---------- ENTRIES PROVIDED

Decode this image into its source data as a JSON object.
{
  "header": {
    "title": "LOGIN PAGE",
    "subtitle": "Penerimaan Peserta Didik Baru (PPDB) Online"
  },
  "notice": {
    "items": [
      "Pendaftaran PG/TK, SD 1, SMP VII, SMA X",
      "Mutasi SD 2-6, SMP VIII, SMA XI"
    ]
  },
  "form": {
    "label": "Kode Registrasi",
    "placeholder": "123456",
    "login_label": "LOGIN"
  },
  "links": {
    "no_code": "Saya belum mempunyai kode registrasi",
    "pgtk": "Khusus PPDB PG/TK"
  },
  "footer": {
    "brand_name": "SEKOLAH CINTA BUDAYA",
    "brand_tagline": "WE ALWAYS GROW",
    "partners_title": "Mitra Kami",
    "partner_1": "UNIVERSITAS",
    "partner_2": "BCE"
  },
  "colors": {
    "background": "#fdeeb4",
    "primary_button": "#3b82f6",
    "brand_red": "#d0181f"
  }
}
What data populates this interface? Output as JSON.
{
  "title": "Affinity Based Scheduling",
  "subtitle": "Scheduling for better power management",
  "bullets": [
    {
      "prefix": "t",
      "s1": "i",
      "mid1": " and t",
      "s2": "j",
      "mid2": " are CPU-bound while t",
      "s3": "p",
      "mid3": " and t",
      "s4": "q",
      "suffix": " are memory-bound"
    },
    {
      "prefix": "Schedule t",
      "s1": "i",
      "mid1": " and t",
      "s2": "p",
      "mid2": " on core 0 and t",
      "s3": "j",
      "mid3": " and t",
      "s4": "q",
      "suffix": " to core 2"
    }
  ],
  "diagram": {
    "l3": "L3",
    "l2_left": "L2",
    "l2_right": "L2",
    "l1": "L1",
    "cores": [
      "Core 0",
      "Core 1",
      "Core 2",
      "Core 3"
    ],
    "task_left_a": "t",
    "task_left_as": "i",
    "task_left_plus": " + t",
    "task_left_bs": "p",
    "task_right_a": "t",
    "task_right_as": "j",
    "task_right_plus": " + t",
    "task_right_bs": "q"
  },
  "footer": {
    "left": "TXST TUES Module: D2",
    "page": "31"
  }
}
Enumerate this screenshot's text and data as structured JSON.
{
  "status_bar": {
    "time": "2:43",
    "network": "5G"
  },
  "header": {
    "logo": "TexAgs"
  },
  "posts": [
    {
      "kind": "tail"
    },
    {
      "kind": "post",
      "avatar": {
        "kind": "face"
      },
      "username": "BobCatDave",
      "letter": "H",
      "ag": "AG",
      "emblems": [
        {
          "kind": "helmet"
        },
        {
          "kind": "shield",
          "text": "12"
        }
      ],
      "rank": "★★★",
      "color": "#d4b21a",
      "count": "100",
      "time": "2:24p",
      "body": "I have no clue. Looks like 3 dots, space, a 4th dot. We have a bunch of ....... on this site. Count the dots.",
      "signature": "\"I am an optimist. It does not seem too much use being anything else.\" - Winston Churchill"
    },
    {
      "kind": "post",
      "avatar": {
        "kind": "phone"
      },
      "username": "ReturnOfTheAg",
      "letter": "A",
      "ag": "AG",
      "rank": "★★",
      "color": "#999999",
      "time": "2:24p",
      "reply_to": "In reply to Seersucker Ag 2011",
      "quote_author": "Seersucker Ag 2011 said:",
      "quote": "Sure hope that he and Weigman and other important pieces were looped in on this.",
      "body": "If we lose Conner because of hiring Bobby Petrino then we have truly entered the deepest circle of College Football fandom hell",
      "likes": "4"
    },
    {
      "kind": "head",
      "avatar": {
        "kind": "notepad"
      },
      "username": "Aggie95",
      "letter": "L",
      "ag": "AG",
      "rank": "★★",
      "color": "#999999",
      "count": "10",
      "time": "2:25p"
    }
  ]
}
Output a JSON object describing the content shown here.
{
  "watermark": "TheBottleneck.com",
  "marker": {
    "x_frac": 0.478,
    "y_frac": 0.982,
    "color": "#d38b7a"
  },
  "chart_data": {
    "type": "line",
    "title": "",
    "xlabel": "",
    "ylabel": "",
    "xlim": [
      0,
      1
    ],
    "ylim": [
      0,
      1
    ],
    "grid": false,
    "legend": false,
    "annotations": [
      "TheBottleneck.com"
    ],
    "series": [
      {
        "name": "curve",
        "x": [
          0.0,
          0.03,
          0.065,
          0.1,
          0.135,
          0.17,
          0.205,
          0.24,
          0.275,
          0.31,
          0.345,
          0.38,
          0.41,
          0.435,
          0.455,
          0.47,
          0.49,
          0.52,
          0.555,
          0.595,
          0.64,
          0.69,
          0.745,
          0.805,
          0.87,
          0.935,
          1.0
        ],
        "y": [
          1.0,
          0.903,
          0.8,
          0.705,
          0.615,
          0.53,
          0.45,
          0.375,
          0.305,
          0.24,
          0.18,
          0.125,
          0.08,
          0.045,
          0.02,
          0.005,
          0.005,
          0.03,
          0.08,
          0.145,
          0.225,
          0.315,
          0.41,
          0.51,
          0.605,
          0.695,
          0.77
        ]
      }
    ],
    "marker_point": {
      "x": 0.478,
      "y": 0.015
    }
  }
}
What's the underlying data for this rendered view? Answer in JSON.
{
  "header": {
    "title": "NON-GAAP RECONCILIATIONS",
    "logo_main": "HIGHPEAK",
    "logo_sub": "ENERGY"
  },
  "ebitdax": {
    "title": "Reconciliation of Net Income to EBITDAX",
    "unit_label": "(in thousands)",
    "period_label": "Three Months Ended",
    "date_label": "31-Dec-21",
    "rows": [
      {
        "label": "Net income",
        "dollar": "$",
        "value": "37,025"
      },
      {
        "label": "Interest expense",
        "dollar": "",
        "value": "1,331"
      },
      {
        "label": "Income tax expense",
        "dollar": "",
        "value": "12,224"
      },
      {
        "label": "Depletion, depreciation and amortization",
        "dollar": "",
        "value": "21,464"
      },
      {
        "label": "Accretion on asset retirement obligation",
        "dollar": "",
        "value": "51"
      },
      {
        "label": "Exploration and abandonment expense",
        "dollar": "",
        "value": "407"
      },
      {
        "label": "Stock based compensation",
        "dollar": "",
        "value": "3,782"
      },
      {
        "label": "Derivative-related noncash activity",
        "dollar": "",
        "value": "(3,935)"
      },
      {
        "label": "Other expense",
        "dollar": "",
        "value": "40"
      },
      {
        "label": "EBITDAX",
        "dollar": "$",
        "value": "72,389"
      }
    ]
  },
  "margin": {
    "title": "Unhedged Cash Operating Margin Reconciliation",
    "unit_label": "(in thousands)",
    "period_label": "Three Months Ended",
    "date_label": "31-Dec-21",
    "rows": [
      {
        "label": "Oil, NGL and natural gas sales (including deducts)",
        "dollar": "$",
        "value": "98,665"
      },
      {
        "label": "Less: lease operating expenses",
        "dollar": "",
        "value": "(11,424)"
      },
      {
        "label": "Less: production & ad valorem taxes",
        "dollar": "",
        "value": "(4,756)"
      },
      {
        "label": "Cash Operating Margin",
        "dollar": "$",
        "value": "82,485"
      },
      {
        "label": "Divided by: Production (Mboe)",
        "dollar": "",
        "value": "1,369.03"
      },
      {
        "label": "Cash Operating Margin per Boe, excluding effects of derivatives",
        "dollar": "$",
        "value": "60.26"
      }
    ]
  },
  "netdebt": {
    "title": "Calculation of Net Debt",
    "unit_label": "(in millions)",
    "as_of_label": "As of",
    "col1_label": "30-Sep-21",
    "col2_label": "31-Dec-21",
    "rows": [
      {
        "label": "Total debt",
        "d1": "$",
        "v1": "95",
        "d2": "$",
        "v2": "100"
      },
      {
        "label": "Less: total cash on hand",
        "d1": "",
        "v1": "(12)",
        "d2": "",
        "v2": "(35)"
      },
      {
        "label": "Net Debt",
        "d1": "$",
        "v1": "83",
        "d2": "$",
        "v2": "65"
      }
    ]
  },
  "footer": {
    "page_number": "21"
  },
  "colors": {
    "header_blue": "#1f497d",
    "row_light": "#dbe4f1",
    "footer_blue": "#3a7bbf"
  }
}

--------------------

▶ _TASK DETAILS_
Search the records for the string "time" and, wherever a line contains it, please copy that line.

▶ _RESPONSE BELOW_
    "time": "2:43",
      "time": "2:24p",
      "time": "2:24p",
      "time": "2:25p"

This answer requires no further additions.